I’ve been in Beijing for a week now and one way to describe this huge city is cold and grey.
The day I arrived, the smog was apparently the worst Beijing had seen in a long time.
From my apartment window I couldn’t see the buildings a block away.
Despite this rather depressing sounding first impression, Beijing is beautiful in its own way as well as exciting and chaotic.
The frozen lakes are picturesque and on a clear day you can see the surrounding mountains behind the never-ending sprawl of high-rise buildings.
On the roads, everyone seems to have right of way at the same time, yet there are never any accidents.
The subway is always packed with people, yet there is always room for everyone (pushing and shoving is of course acceptable).
The food is delicious even though it’s not always identifiable. And nothing will ever go to plan but it doesn’t matter because it’s all part of the adventure.
Living in a large apartment building is something new for me but I’m getting used to it.
My apartment is supplied by work and is on the same block as the China Radio International building.
Each day I rug up to brave the cold for the short walk, flash my security pass at the policeman on guard and enter another towering high-rise.
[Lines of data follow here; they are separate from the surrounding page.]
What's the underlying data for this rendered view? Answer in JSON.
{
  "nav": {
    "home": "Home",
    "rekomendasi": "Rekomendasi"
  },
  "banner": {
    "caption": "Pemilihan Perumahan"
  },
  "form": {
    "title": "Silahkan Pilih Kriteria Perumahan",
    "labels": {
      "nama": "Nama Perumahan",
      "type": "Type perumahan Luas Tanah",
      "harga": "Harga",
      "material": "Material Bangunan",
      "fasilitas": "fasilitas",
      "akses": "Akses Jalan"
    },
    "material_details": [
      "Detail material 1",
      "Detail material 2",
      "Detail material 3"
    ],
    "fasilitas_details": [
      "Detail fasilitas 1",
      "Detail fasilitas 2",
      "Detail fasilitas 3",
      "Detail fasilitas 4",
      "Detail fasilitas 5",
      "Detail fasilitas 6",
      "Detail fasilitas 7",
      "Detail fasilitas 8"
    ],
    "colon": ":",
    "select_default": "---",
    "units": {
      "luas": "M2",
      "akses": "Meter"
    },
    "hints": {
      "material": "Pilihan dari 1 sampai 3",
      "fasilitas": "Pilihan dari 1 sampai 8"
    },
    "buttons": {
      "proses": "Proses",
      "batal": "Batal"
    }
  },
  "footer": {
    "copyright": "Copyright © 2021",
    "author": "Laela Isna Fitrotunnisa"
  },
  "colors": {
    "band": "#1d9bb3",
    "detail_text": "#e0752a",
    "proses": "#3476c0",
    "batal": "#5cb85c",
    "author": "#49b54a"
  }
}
Like Beijing itself, my workplace is a little chaotic but I’ve learned to adapt to any situation quickly.
I’m working on the evening shift at the moment and am responsible for a segment of the show called Newspaper Picks.
My job is to search other news sites both in China and overseas for interesting and quirky stories so they can be discussed on the show.
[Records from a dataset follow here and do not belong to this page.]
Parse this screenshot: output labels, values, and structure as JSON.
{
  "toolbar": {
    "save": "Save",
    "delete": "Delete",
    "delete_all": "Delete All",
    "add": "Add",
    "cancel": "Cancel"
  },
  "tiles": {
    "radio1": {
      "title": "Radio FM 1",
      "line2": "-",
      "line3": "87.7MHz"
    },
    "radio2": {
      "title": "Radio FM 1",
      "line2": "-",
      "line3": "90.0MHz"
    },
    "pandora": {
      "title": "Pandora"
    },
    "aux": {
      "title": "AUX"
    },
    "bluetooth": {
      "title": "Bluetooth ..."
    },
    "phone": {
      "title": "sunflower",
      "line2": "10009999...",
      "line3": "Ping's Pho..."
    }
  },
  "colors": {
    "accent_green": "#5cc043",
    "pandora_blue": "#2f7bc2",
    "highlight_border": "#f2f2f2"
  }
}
It’s not overly challenging work but it is good fun.
So far, I’ve only been finding the stories and writing the scripts, but this week I get to start presenting.
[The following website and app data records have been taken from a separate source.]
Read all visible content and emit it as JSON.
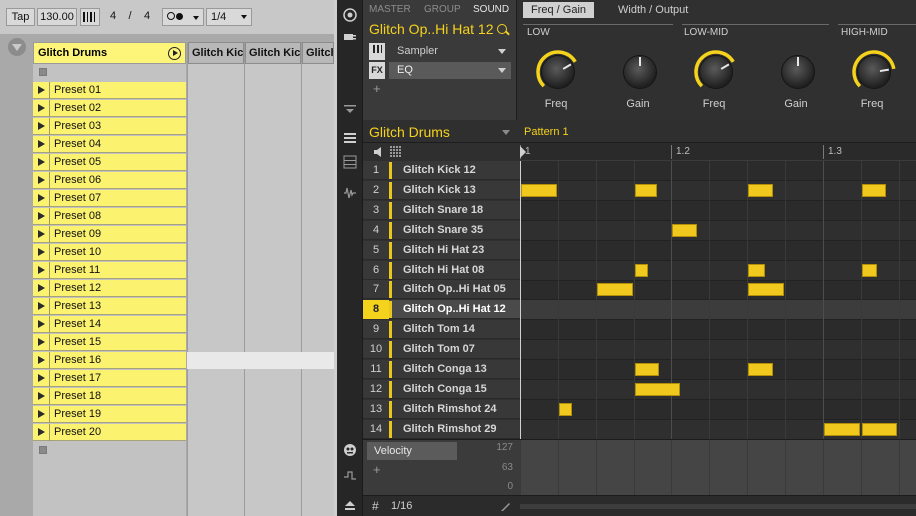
{
  "live": {
    "toolbar": {
      "tap": "Tap",
      "tempo": "130.00",
      "sig_num": "4",
      "sig_sep": "/",
      "sig_den": "4",
      "quantize": "1/4",
      "metronome_icon": "metronome-icon",
      "follow_icon": "follow-icon"
    },
    "track": {
      "name": "Glitch Drums"
    },
    "clips": [
      "Preset 01",
      "Preset 02",
      "Preset 03",
      "Preset 04",
      "Preset 05",
      "Preset 06",
      "Preset 07",
      "Preset 08",
      "Preset 09",
      "Preset 10",
      "Preset 11",
      "Preset 12",
      "Preset 13",
      "Preset 14",
      "Preset 15",
      "Preset 16",
      "Preset 17",
      "Preset 18",
      "Preset 19",
      "Preset 20"
    ],
    "sub_tracks": [
      "Glitch Kic",
      "Glitch Kic",
      "Glitch"
    ]
  },
  "maschine": {
    "tabs": {
      "master": "MASTER",
      "group": "GROUP",
      "sound": "SOUND"
    },
    "sound_name": "Glitch Op..Hi Hat 12",
    "slots": [
      {
        "icon": "sampler-icon",
        "label": "Sampler"
      },
      {
        "icon": "FX",
        "label": "EQ"
      }
    ],
    "add_slot": "+",
    "page_tabs": [
      "Freq / Gain",
      "Width / Output"
    ],
    "bands": [
      "LOW",
      "LOW-MID",
      "HIGH-MID"
    ],
    "knobs": [
      {
        "label": "Freq",
        "value": 0.72,
        "accent": true
      },
      {
        "label": "Gain",
        "value": 0.5,
        "accent": false
      },
      {
        "label": "Freq",
        "value": 0.72,
        "accent": true
      },
      {
        "label": "Gain",
        "value": 0.5,
        "accent": false
      },
      {
        "label": "Freq",
        "value": 0.8,
        "accent": true
      }
    ],
    "group_name": "Glitch Drums",
    "pattern_name": "Pattern 1",
    "ruler_labels": [
      "1",
      "1.2",
      "1.3"
    ],
    "selected_pad": 8,
    "pads": [
      {
        "num": "1",
        "name": "Glitch Kick 12"
      },
      {
        "num": "2",
        "name": "Glitch Kick 13"
      },
      {
        "num": "3",
        "name": "Glitch Snare 18"
      },
      {
        "num": "4",
        "name": "Glitch Snare 35"
      },
      {
        "num": "5",
        "name": "Glitch Hi Hat 23"
      },
      {
        "num": "6",
        "name": "Glitch Hi Hat 08"
      },
      {
        "num": "7",
        "name": "Glitch Op..Hi Hat 05"
      },
      {
        "num": "8",
        "name": "Glitch Op..Hi Hat 12"
      },
      {
        "num": "9",
        "name": "Glitch Tom 14"
      },
      {
        "num": "10",
        "name": "Glitch Tom 07"
      },
      {
        "num": "11",
        "name": "Glitch Conga 13"
      },
      {
        "num": "12",
        "name": "Glitch Conga 15"
      },
      {
        "num": "13",
        "name": "Glitch Rimshot 24"
      },
      {
        "num": "14",
        "name": "Glitch Rimshot 29"
      }
    ],
    "notes": [
      {
        "row": 2,
        "step": 0,
        "len": 1
      },
      {
        "row": 2,
        "step": 3,
        "len": 0.65
      },
      {
        "row": 2,
        "step": 6,
        "len": 0.7
      },
      {
        "row": 2,
        "step": 9,
        "len": 0.7
      },
      {
        "row": 4,
        "step": 4,
        "len": 0.7
      },
      {
        "row": 6,
        "step": 3,
        "len": 0.4
      },
      {
        "row": 6,
        "step": 6,
        "len": 0.5
      },
      {
        "row": 6,
        "step": 9,
        "len": 0.45
      },
      {
        "row": 7,
        "step": 2,
        "len": 1
      },
      {
        "row": 7,
        "step": 6,
        "len": 1
      },
      {
        "row": 11,
        "step": 3,
        "len": 0.7
      },
      {
        "row": 11,
        "step": 6,
        "len": 0.7
      },
      {
        "row": 12,
        "step": 3,
        "len": 1.25
      },
      {
        "row": 13,
        "step": 1,
        "len": 0.4
      },
      {
        "row": 14,
        "step": 8,
        "len": 1
      },
      {
        "row": 14,
        "step": 9,
        "len": 1
      }
    ],
    "velocity": {
      "label": "Velocity",
      "add": "+",
      "max": "127",
      "mid": "63",
      "min": "0"
    },
    "footer": {
      "grid_icon": "#",
      "resolution": "1/16"
    }
  }
}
I’m nervous about going live on air but also very excited about such a great opportunity.
A lot of my colleagues in the English Department are Chinese.
English is their second language.
This means that I am somewhat of an ‘expert’ in the English language here.
I have become a go-to for pronunciation assistance and ‘English fixing’.
I have also been doing some translation voiceovers. When a subject in a news story is speaking another language and the English comes over the top, I’m the English voice.
Last week I got to be a Chinese pop star professing her love for her boyfriend and a Japanese mother concerned about contaminated milk.
My first week in Beijing has been a whirlwind.
I’ve learnt to ride the subway like a local, avoid being ripped off in a taxi (I learnt this one the hard way) and I now know the difference between 5° C and -5°C. (It’s three layers of clothing versus four).
I’m gaining invaluable broadcasting experience and learning to adjust my writing and content selection for a different audience.
It is providing me with new perspectives on political and cultural issues and an ever-evolving understanding of the world and the people who live in it. I’m never quite sure what’s going to happen next but that’s what keeps it interesting.
– Emily is a 23-year-old Perth woman who completed her Curtin Journalism studies this year and is now working in China. Emily is sending updates on life in Beijing and you can follow her adventures here on Inkwire.